Tis The Season For Aerating Greens
Late summer and early fall are prime time for aerating greens on the golf course. The University of Michigan golf course recently shut down for two days for aeration. Other courses remain open for play through the aeration process. With a good superintendent, the course usually is back up to par in a few days.
I play enough golf that I don’t mind a couple of days of irregular putting surfaces. For a player of my modest skills, I am not sure it makes that big a difference anyway.
If you want great greens all season long, coping with a couple of days of aeration is a small sacrifice.

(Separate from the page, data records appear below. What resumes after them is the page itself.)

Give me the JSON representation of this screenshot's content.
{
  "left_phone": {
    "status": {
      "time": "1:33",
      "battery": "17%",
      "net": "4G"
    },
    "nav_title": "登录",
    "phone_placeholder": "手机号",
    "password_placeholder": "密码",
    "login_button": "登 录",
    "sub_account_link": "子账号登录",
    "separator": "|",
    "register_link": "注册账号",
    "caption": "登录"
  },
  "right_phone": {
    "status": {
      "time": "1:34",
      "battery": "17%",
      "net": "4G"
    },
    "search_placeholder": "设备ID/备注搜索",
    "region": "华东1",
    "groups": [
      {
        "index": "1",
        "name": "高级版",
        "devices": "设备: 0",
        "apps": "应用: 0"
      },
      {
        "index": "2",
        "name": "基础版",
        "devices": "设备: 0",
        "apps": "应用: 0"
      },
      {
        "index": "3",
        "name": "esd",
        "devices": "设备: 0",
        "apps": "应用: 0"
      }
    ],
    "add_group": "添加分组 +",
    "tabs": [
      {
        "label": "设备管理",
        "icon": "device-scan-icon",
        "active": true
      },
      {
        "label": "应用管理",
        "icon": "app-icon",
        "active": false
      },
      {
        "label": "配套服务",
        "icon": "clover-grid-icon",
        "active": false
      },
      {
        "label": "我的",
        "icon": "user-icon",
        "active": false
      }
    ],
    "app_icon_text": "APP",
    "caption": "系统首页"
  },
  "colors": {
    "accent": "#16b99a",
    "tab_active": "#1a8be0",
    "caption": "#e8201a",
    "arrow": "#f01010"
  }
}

Aeration is a vital part of keeping a golf course healthy. The process removes thatch, helping to relieve the buildup of harmful organic material. It also oxygenates the soil and promotes root growth.
Aeration is just one of many tasks — most of which go unnoticed — that the greenskeepers perform to keep your local course in ship shape. Much of it is done in the wee hours of the morning; by the time most golfers are teeing off, their work is done. As a habitual dewsweeper, however, I see and am able to appreciate much of the work that the greenskeepers do.
Here’s my completely heretical advice for playing on aerated greens: just give yourself any putt that you think you could make if the aeration holes were not there.
Or suck it up and putt it out. Tom Watson once shot a 58 at his home course when the greens were recovering from aerification.